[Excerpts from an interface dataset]
BEGIN
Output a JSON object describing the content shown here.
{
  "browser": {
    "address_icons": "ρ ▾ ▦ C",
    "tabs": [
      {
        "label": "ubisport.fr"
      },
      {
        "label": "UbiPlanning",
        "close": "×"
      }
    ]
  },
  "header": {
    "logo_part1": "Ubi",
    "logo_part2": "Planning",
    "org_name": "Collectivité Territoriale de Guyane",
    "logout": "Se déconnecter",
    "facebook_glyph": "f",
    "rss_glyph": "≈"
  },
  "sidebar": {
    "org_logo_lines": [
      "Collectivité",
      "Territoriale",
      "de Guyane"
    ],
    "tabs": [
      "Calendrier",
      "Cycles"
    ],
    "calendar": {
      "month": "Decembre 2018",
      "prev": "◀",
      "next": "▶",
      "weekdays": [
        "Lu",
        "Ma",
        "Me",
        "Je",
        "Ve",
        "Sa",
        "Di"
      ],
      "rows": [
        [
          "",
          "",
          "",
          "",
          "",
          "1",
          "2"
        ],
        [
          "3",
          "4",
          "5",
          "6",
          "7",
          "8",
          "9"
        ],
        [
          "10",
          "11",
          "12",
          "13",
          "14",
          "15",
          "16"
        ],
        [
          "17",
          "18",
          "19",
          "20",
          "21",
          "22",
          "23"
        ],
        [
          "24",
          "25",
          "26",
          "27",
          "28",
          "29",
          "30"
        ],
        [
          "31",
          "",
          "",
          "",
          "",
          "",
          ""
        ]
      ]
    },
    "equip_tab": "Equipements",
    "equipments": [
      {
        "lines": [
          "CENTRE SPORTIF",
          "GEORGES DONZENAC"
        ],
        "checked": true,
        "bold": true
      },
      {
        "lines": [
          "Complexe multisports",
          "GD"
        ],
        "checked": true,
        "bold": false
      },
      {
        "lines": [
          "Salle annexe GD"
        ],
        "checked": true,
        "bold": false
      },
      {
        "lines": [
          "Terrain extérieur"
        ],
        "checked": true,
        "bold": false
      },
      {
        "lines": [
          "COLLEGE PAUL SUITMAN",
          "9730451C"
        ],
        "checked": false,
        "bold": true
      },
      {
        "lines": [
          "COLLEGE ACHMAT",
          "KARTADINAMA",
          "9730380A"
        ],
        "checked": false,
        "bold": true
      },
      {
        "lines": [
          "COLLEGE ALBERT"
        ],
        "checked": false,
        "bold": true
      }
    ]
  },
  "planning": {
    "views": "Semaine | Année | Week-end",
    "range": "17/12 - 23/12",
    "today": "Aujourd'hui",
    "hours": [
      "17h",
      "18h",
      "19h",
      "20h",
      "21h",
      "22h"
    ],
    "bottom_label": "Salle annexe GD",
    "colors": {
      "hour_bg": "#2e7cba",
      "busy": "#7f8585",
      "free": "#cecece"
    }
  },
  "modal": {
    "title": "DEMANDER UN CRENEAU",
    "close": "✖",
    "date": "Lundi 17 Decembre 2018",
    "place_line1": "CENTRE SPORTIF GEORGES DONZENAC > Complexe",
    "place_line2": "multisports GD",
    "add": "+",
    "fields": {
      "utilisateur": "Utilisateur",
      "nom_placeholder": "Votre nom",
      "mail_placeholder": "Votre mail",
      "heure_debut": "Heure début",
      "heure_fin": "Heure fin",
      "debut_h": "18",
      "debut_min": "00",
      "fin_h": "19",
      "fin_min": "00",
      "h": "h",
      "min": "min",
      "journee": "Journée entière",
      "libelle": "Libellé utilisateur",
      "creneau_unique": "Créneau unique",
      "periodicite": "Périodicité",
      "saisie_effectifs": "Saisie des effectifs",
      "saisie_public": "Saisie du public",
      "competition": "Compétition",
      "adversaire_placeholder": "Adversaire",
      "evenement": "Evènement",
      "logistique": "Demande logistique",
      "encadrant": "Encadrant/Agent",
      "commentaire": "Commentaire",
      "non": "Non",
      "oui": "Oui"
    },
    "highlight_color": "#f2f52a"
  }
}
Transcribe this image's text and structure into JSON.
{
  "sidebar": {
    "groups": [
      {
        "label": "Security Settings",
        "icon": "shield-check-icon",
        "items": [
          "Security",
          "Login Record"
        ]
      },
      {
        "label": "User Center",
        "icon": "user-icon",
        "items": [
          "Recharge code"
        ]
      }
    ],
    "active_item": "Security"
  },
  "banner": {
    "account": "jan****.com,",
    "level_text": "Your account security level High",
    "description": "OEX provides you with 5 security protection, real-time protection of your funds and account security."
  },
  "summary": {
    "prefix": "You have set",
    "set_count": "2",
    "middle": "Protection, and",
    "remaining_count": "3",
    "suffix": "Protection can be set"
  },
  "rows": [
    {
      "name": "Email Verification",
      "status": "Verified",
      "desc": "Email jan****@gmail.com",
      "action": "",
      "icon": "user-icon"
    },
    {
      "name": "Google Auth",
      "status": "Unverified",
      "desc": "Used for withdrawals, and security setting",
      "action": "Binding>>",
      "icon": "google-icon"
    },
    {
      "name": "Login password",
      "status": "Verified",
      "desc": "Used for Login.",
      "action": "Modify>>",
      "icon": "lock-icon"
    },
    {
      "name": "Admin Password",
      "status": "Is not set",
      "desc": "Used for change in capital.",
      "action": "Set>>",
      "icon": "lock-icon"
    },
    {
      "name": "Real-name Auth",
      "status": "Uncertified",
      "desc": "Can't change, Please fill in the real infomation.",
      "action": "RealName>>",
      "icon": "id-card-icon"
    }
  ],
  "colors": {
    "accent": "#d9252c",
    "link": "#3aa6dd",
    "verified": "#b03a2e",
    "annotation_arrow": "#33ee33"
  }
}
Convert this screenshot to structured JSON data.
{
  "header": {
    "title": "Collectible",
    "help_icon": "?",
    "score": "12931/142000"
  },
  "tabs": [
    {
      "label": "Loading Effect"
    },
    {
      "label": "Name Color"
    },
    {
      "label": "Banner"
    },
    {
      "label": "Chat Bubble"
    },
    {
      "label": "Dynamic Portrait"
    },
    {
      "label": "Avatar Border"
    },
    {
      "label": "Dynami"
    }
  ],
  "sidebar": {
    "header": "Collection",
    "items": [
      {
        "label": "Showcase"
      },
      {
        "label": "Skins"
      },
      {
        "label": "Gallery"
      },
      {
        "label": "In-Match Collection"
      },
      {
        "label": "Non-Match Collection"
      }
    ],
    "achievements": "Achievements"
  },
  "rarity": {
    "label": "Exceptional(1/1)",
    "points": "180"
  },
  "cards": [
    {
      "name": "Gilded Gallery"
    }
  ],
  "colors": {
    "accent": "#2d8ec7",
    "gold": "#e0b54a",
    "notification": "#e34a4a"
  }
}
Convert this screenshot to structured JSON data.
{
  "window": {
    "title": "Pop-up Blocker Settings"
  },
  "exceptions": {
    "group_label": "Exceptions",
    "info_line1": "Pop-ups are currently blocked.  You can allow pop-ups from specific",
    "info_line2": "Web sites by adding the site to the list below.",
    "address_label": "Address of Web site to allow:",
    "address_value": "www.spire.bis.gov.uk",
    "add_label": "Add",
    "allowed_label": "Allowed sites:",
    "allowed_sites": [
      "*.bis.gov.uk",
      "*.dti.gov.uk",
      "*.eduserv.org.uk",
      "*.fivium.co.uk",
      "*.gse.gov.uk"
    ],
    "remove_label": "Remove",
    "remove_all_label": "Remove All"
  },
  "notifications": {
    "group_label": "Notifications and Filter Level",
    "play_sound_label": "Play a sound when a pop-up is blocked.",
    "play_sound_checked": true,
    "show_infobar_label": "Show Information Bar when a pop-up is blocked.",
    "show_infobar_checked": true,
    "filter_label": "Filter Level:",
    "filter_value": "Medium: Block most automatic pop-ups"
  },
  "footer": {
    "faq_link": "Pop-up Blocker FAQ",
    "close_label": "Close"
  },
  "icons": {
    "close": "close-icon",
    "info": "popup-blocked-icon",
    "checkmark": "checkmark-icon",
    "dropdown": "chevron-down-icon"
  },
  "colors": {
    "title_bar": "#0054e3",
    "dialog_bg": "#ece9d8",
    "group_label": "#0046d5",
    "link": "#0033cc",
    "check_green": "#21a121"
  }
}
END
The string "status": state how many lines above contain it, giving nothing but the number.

5